New Mexico should be able weather a potential storm of a reported omicron sub-variant because of the state’s vaccination efforts combating COVID-19, according to Dr. Christine Ross.

“We are in a good situation, and we do have a decent wall of protection,” said Ross, the New Mexico Department of Health’s state epidemiologist. “It’s not easily interpretable yet what’s happening in other countries.”

Ross said the full picture isn’t clear because while some countries’ cases are rising, other countries haven’t seen spikes.

That’s not to say New Mexico and the United States won’t see cases rise again.

Dr. Christine Ross, NMDOH State Epidemiologist
(Courtesy photo)

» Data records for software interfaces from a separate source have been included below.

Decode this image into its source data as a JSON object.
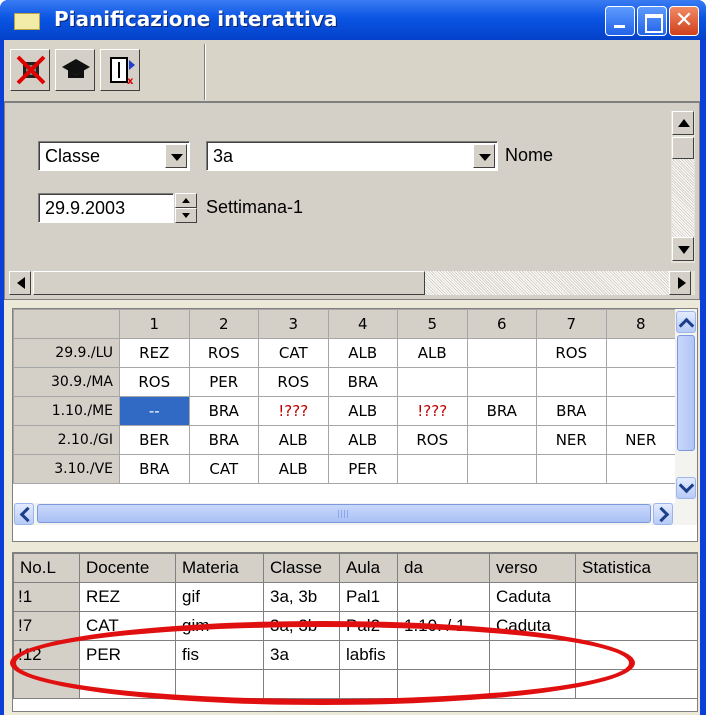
{
  "window": {
    "title": "Pianificazione interattiva",
    "close_glyph": "✕"
  },
  "toolbar": {
    "icons": [
      "delete-icon",
      "graduation-cap-icon",
      "exit-door-icon"
    ]
  },
  "form": {
    "type_value": "Classe",
    "class_value": "3a",
    "name_label": "Nome",
    "date_value": "29.9.2003",
    "week_label": "Settimana-1"
  },
  "grid": {
    "columns": [
      "",
      "1",
      "2",
      "3",
      "4",
      "5",
      "6",
      "7",
      "8"
    ],
    "rows": [
      {
        "day": "29.9./LU",
        "cells": [
          "REZ",
          "ROS",
          "CAT",
          "ALB",
          "ALB",
          "",
          "ROS",
          ""
        ]
      },
      {
        "day": "30.9./MA",
        "cells": [
          "ROS",
          "PER",
          "ROS",
          "BRA",
          "",
          "",
          "",
          ""
        ]
      },
      {
        "day": "1.10./ME",
        "cells": [
          "--",
          "BRA",
          "!???",
          "ALB",
          "!???",
          "BRA",
          "BRA",
          ""
        ]
      },
      {
        "day": "2.10./GI",
        "cells": [
          "BER",
          "BRA",
          "ALB",
          "ALB",
          "ROS",
          "",
          "NER",
          "NER"
        ]
      },
      {
        "day": "3.10./VE",
        "cells": [
          "BRA",
          "CAT",
          "ALB",
          "PER",
          "",
          "",
          "",
          ""
        ]
      }
    ]
  },
  "list": {
    "headers": [
      "No.L",
      "Docente",
      "Materia",
      "Classe",
      "Aula",
      "da",
      "verso",
      "Statistica"
    ],
    "rows": [
      [
        "!1",
        "REZ",
        "gif",
        "3a, 3b",
        "Pal1",
        "",
        "Caduta",
        ""
      ],
      [
        "!7",
        "CAT",
        "gim",
        "3a, 3b",
        "Pal2",
        "1.10. / 1",
        "Caduta",
        ""
      ],
      [
        "!12",
        "PER",
        "fis",
        "3a",
        "labfis",
        "",
        "",
        ""
      ],
      [
        "",
        "",
        "",
        "",
        "",
        "",
        "",
        ""
      ]
    ]
  },
  "colors": {
    "annotation": "#e11010",
    "selection": "#316ac5",
    "title_bar": "#0a55e3"
  }
}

“It could certainly happen here, and so we are trying to get prepared for that. BA.2 does look like it’s more transmissible or more infectious than BA.1, so that is definitely something to be vigilant about and to monitor, for sure,” Ross said.

Countries like the United Kingdom, France and Italy have seen upticks in new cases over the last couple weeks, according to data from Johns Hopkins University. South Korea is also experiencing a spike in cases in March.

“Some of these countries that are seeing surges also have high rates of vaccination. If there’s some populations of unvaccinated people, wherever they are, these really infectious variants find them and can cause a surge in cases,” Ross said.

NM’s vaccination rate reason for hope?

New Mexico saw omicron cases skyrocket around New Year’s before hitting its peak in mid-January, followed by a rapid drop.

Between Dec. 27 and Jan. 2, Sandoval County and Bernalillo County saw average daily case rates per 100,000 in population of 78.7 and 85, respectively. The new age-adjusted hospital admission rates for that time period were 13.5 and 9.0.

Between March 7 and March 13, those numbers plummeted to 11.4 and 9.3, respectively. The new age-adjusted hospital admission rates for that time frame dropped to 4.1 and 3.0.

“Our health care system is definitely seeing a much-needed reprieve,” Ross aid.

As of Tuesday, 77.6 percent of New Mexico adults have completed their primary vaccination series, and 45.5 percent of adults in the state received their boosters.

As of Tuesday, 83.4 percent of Sandoval County adults have completed their primary vaccination series, while 81.5 percent of Bernalillo County adults have completed their primary vaccination series.

“These COVID-19 vaccines are remarkable in their ability to prevent serious illness and death. I think everyone needs to fully understand that,” Ross said.

Despite seeing some breakthrough infections amid the omicron wave, she said vaccines and public health measures played a powerful role mitigating case counts and helping more people stay out of the hospital.

“Now, we have really, really low disease level,” she said.

She said the number of emergency department visits have dropped significantly because of decreasing burden of disease in communities.

Still, she also said one must keep in mind the state experienced similarly low COVID-19 levels last summer before the Delta variant entered the picture. In other words, the pandemic won’t end until it ends worldwide.

The next steps

Ross said it’s critical that younger children get vaccinated, and those who are immunocompromised should get their second boosters.

As of Tuesday, 31 percent of children ages five to 11 completed their primary vaccination series, and only 39.3 percent of kids in that age group have received their first dose.

Ross said that while children tend to better manage infections, pediatric hospitalizations and deaths still occur. On top of that, she said children are at risk for developing complicated post-COVID conditions that can impact their health in the long run.

All eligible New Mexico adults who’ve only received two doses should get either their booster dose or anti-viral treatment options like oral pills and monoclonal antibody treatments because of waning immunity following their second doses, she said.

“We want to ramp up the number of people vaccinated to the highest levels possible. We still have gaps,” Ross said.